Is it time for transition elephant?

Celebrating elephant in midsummer:
Thurs 21st June, 7pm-late
You are invited to celebrate the longest evening in the year by getting together to enjoy a walworth bonfire, live music, local food and conversation around the question:

Is it time to set up Transition Elephant?

Transition is an independent movement made up of local communities getting ready for climate change, peak oil and other massive changes. There are dozens of transition towns in London but currently no Transition communities in the North Southwark area.

So would we like a transition elephant? And if so, what would like it to do? 

Pembroke Pocket Garden and new economics foundation have teamed up to bring local people together around this matter as part of the Festival of Transition.

Here are the details:

Thursday 21st June, 7pm – late
Pembroke Pocket Garden
(inside Pembroke House if bad weather)

Guest speaker
Stephen Reid, new economics foundation

Bring and Share supper (home grown especially welcome)

Live band:
Music for Life UK


Please extend this invite to friends that live near Elephant and Castle that may not have been invited. THANKS!

April shower power

Old greenhouse panels and gaffer tape became a new cold frame in 10 minutes

The clover sown as green manures is flowering a gorgeous deep red

The apples trees are blossoming

The rhubarb leaves are looking a bit yellow. Does this mean they need nitrogen?

French bean seedlings planted out last week have not survived. Too cold? Too windy?

Raspberry and blackcurrant plants are too close together for the long term but are looking well for now

Dont know what to do with Angelica but its flourishing in the April showers

Trying to let the grass seed grow in the bare patches. Doesnt stop the foxes crapping everywhere!

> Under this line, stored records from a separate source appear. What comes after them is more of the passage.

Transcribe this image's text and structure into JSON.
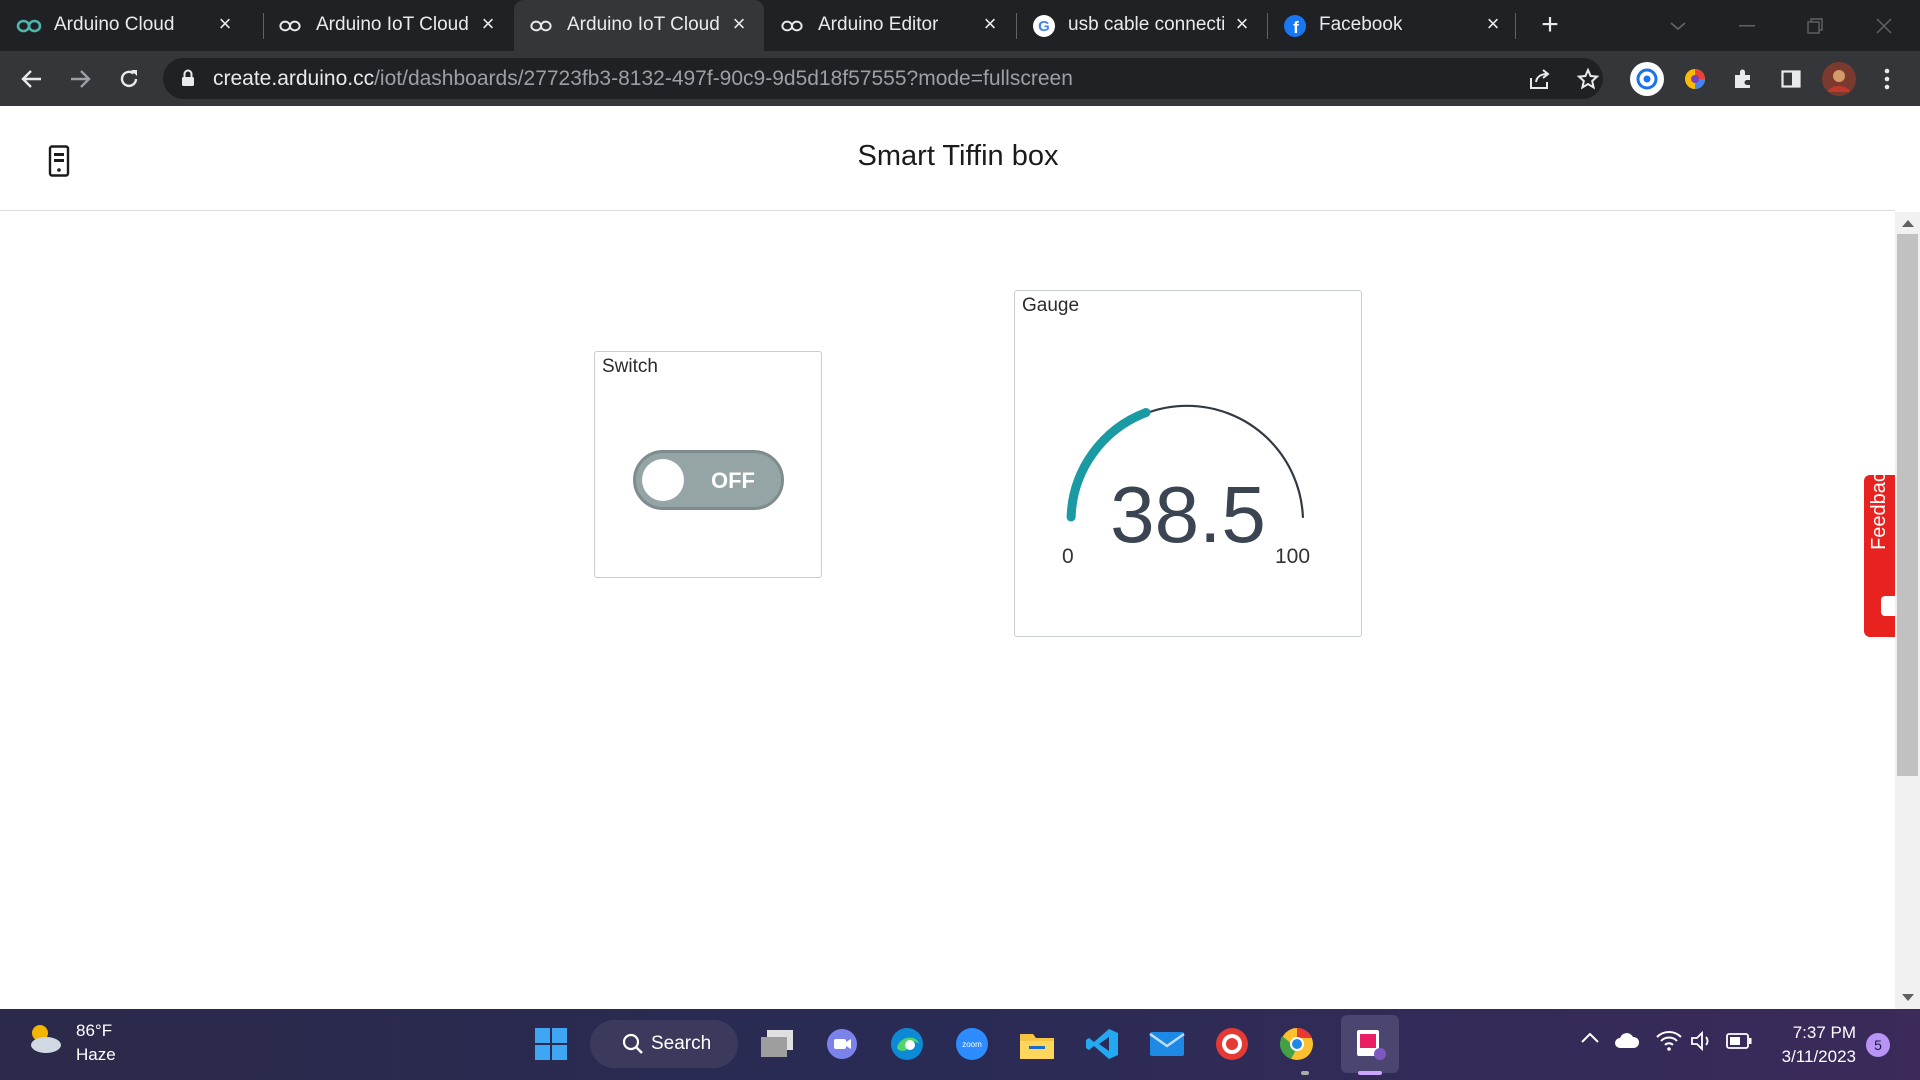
{
  "browser": {
    "tabs": [
      {
        "title": "Arduino Cloud",
        "icon": "arduino-icon",
        "active": false
      },
      {
        "title": "Arduino IoT Cloud",
        "icon": "arduino-icon",
        "active": false
      },
      {
        "title": "Arduino IoT Cloud",
        "icon": "arduino-icon",
        "active": true
      },
      {
        "title": "Arduino Editor",
        "icon": "arduino-icon",
        "active": false
      },
      {
        "title": "usb cable connectic",
        "icon": "google-icon",
        "active": false
      },
      {
        "title": "Facebook",
        "icon": "facebook-icon",
        "active": false
      }
    ],
    "url_host": "create.arduino.cc",
    "url_path": "/iot/dashboards/27723fb3-8132-497f-90c9-9d5d18f57555?mode=fullscreen"
  },
  "dashboard": {
    "title": "Smart Tiffin box",
    "switch": {
      "title": "Switch",
      "state_label": "OFF"
    },
    "gauge": {
      "title": "Gauge",
      "value": "38.5",
      "min": "0",
      "max": "100",
      "fill_fraction": 0.385,
      "accent": "#1a9ba3"
    },
    "feedback_label": "Feedback"
  },
  "taskbar": {
    "weather_temp": "86°F",
    "weather_desc": "Haze",
    "search_label": "Search",
    "time": "7:37 PM",
    "date": "3/11/2023",
    "notifications": "5"
  }
}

There are just a few nettles around the place so we may as well try making a liquid plant feed. Just chopped and bruised nettles plus rain water in a dark place.


14th April.
Saturday morning sessions are well under way. 

Irrigation and retaining water in the containers is a big theme for us this year, especially given the hose pipe ban. We are experimenting with creating a shallow well at the bottom made with upside down plastic trays, a layer of material to soak up the water and hollow tubes so we can water straight to the bottom of the containers, nearer the plant roots.

We are also trying sunken plastic bottles with holes to get the water further down. It may mean the top forms a deceptive dry crust, but the plants should flourish.

We are stacking the boxes higher this year for a cascade of different plants.

Can you spot the gorgeous brown moth?


Another beast we disturbed today

All Change

The wind took our greenhouse and blew the unfinished bus stop-style shelter over, so some reorganisation is needed. By moving both of those big structures against the fence at the back, we suddenly have a big new space for growing boxes on the grass. Ernst & Young have kindly offered to see about donating and constructing a new and better greenhouse in the coming months.